Only lines containing "disponible" are wanted from the data below. Copy those lines.

----------------------------------------

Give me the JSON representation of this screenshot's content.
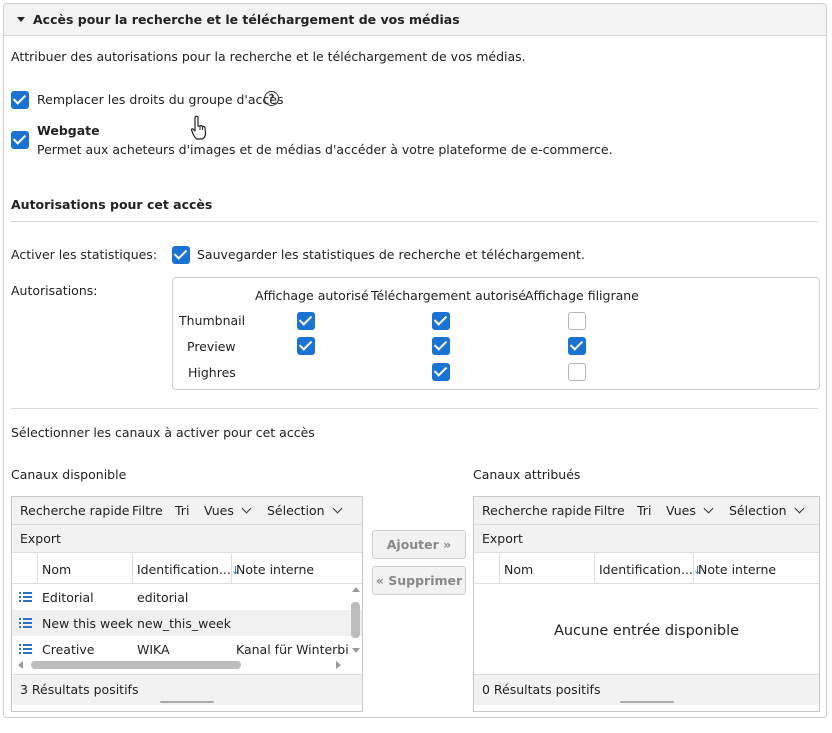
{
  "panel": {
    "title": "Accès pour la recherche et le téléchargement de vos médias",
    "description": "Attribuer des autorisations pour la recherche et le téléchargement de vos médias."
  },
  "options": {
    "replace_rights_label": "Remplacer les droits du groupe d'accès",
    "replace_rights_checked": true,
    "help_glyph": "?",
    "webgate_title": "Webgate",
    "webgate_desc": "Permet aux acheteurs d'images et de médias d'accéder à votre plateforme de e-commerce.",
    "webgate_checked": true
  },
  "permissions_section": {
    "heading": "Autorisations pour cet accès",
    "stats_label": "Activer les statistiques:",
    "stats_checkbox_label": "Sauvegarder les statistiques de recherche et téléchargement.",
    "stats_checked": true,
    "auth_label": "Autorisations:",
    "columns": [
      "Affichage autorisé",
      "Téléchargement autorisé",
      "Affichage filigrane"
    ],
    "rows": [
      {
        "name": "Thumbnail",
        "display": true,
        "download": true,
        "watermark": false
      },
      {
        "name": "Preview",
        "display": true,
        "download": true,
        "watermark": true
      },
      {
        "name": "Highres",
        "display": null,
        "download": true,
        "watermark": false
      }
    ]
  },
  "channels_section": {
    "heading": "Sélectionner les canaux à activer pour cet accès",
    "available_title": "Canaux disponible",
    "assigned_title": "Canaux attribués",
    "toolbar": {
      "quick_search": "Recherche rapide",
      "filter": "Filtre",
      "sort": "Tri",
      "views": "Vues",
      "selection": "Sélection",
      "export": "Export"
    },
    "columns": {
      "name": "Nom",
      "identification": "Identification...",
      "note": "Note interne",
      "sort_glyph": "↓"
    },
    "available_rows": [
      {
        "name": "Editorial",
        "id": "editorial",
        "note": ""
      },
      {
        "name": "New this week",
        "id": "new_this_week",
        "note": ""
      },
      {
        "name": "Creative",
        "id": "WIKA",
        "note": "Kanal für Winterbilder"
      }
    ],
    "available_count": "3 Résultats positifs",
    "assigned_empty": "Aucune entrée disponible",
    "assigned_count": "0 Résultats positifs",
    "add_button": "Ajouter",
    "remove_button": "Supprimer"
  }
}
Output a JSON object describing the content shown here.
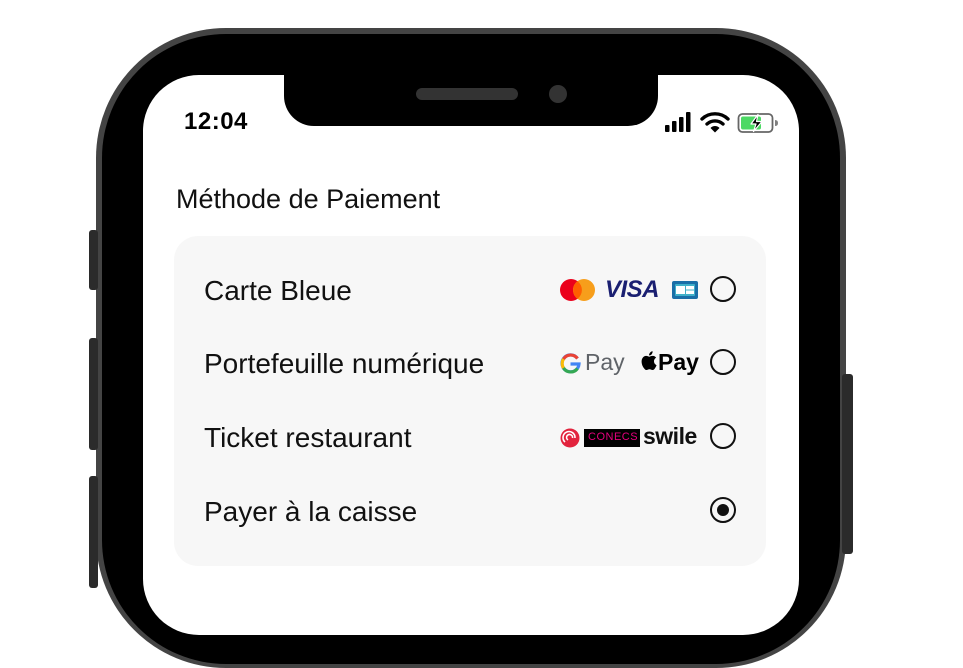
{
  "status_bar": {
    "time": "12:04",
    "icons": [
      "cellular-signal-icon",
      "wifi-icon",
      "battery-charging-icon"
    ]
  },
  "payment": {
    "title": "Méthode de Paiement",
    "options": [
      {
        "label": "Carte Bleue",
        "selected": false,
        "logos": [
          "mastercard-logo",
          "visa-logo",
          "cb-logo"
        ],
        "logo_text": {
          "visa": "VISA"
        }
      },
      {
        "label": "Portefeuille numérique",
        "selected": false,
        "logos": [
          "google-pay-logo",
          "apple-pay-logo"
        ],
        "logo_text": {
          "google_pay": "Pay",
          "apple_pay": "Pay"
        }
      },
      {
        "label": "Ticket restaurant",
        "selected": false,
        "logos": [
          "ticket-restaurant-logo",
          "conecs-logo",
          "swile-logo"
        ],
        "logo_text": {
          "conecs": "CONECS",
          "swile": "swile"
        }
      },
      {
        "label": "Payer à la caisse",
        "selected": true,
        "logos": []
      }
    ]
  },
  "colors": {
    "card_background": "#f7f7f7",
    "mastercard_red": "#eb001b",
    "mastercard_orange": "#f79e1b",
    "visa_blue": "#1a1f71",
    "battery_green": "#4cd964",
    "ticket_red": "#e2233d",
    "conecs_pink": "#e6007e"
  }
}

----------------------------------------

- **Exercise response**
    "available_title": "Canaux disponible",
    "assigned_empty": "Aucune entrée disponible",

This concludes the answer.